    • ID: http://www.ncjrs.gov/pdffiles/171132.pdf (URL)
  • Kelling, George L., Kennedy, Randall, Musto, David F., Petersilia, Joan, Cook, Philip. Perspectives on Crime and Justice: 1997-1998 Lecture Series. NCJ 172851, Washington, DC: United States Department of Justice, National Institute of Justice. 1998.
    • ID: http://www.ncjrs.gov/pdffiles/172851.pdf (URL)
  • Kelling, George, Rocheleau, Ann Marie. Boston's Comprehensive Communities Program: A Case Study. NCJ 178561, . 1998.
    • ID: https://www.ncjrs.gov/pdffiles1/Digitization/178561NCJRS.pdf (URL)
  • Rosenbaum, Dennis P., Kaminska-Costello, Sandra L.. Salt Lake City's Comprehensive Communities Program: A Case Study. NCJ 178931, . 1998.
    • ID: https://www.ncjrs.gov/pdffiles1/Digitization/178931NCJRS.pdf (URL)
  • Roth, Jeffrey A., Kelling, George L.. Baltimore's Comprehensive Communities Program: A Case Study. NCJ 178930, . 1998.
    • ID: https://www.ncjrs.gov/pdffiles1/Digitization/178930NCJRS.pdf (URL)
  • Skogan, Wesley G., Rosenbaum, Dennis P.. Fort Worth's Comprehensive Communities Program: A Case Study. NCJ 178563, . 1998.
    • ID: https://www.ncjrs.gov/pdffiles1/Digitization/178563NCJRS.pdf (URL)
  • Skogan, Wesley G., Roth, Jeffrey R.. Seattle's Comprehensive Communities Program: A Case Study. NCJ 178560, . 1998.

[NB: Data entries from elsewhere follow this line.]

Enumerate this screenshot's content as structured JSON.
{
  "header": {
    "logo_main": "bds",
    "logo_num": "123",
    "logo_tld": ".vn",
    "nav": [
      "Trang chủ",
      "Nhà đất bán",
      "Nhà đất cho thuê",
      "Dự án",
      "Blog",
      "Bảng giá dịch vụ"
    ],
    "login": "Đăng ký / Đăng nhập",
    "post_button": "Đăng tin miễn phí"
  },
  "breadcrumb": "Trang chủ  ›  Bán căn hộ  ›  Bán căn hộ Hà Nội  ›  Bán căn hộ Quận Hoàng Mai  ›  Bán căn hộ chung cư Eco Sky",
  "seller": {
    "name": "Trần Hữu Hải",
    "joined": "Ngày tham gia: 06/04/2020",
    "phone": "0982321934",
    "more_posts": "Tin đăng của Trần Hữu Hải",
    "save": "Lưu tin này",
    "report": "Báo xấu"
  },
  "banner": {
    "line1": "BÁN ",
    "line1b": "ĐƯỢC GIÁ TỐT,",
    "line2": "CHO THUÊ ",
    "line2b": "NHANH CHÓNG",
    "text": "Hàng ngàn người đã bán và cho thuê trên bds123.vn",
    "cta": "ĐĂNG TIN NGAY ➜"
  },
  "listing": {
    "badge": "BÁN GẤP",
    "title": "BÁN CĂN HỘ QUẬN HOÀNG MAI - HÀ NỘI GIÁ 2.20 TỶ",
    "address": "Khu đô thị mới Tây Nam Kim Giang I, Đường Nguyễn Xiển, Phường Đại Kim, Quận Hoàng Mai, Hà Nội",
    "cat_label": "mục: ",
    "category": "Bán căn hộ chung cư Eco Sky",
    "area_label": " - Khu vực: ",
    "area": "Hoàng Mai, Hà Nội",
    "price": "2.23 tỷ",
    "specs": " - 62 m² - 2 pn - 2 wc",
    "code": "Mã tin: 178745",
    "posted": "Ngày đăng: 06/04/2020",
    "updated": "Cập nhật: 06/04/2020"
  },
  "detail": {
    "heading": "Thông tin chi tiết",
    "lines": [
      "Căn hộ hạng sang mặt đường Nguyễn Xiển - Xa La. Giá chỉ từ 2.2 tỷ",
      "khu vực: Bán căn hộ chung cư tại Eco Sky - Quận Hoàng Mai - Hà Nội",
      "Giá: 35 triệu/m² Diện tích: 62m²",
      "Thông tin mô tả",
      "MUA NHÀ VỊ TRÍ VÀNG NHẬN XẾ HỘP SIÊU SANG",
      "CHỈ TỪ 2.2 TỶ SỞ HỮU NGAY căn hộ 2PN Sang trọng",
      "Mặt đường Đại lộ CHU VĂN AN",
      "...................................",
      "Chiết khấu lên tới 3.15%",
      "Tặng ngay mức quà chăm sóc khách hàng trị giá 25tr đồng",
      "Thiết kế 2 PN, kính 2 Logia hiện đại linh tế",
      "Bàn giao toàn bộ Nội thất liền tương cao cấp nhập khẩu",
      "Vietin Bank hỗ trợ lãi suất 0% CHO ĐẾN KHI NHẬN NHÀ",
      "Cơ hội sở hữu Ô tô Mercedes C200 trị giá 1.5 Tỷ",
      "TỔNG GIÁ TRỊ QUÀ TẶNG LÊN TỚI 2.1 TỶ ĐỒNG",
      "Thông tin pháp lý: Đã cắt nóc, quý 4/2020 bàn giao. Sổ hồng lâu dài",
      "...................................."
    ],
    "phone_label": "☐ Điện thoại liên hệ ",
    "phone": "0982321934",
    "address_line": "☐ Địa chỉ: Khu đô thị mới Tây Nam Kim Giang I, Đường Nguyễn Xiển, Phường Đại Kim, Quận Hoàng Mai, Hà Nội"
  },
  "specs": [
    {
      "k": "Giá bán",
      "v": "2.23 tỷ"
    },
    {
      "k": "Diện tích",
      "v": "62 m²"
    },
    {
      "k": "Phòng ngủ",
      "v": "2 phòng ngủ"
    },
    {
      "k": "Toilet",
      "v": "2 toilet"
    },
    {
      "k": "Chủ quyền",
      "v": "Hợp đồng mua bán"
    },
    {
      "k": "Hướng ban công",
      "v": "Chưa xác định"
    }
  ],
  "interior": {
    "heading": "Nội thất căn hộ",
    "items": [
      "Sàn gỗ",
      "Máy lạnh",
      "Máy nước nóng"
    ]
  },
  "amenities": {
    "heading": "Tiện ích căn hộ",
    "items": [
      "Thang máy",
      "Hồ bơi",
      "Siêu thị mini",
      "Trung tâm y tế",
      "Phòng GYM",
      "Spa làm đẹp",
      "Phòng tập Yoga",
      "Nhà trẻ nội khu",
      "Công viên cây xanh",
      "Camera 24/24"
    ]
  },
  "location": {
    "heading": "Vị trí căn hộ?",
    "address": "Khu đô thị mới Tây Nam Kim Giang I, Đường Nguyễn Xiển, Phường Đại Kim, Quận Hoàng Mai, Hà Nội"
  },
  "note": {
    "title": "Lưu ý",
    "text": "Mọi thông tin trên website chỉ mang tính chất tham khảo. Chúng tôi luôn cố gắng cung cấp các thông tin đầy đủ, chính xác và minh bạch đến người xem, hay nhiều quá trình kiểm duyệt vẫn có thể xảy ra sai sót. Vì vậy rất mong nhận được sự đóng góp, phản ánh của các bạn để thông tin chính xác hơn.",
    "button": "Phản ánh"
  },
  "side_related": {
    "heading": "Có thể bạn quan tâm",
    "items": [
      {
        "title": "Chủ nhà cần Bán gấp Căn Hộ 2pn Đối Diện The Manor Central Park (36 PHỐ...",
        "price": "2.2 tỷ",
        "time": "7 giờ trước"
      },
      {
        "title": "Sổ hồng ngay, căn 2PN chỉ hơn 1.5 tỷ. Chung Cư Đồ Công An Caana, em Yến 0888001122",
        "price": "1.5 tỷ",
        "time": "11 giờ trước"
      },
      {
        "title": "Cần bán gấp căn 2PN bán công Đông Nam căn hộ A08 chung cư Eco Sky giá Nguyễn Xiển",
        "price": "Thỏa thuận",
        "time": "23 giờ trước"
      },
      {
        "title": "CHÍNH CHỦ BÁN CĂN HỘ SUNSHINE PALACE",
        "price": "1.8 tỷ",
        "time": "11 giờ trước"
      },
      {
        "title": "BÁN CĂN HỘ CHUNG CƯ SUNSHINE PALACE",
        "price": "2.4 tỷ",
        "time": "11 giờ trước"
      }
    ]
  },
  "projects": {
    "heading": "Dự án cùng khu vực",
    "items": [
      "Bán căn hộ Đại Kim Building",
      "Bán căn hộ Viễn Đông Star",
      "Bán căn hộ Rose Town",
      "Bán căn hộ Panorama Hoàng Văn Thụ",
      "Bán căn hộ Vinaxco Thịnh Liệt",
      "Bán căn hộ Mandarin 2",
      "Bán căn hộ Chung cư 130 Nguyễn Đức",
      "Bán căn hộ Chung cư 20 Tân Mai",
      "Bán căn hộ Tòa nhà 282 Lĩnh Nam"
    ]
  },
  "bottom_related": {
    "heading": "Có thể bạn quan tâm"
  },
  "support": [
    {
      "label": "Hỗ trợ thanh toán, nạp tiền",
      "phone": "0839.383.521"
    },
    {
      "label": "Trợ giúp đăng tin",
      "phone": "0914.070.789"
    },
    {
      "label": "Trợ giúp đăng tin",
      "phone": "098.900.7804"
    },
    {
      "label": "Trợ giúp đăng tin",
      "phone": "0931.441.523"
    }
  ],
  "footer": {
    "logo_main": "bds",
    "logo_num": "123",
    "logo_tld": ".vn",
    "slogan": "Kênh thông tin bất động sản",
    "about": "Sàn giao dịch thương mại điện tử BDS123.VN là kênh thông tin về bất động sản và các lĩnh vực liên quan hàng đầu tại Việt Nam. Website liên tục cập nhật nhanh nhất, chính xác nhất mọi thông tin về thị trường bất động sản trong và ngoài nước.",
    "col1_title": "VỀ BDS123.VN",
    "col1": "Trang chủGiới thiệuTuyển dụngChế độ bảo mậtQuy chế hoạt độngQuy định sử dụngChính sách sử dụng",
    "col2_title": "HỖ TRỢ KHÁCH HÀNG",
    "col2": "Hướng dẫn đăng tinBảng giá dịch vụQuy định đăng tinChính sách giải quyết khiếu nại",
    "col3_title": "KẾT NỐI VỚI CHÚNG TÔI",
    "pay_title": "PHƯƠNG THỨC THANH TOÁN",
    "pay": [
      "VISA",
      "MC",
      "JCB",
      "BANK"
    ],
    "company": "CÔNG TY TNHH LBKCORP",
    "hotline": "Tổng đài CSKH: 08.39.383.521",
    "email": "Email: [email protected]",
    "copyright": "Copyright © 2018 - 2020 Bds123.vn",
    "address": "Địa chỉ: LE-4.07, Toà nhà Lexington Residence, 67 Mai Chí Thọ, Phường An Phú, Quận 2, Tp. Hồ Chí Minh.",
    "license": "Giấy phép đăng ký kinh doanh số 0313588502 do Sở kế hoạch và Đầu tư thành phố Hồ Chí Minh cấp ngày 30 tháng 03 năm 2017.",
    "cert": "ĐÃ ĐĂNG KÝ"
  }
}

    • ID: https://www.ncjrs.gov/pdffiles1/Digitization/178560NCJRS.pdf (URL)

Update Metadata: 2015-08-05 | Issue Number: 6 | Registration Date: 2015-06-15

Kelling, George L.; Hochberg, Mona R.; Kaminska, Sandra Lee; Rocheleau, Ann Marie; Rosenbaum, Dennis P. et. al. (2009): Process Evaluation of the Comprehensive Communities Program in Selected Cities in the United States, 1994-1996. Archival Version. Version: v0. ICPSR - Interuniversity Consortium for Political and Social Research. Dataset. https://doi.org/10.3886/ICPSR03492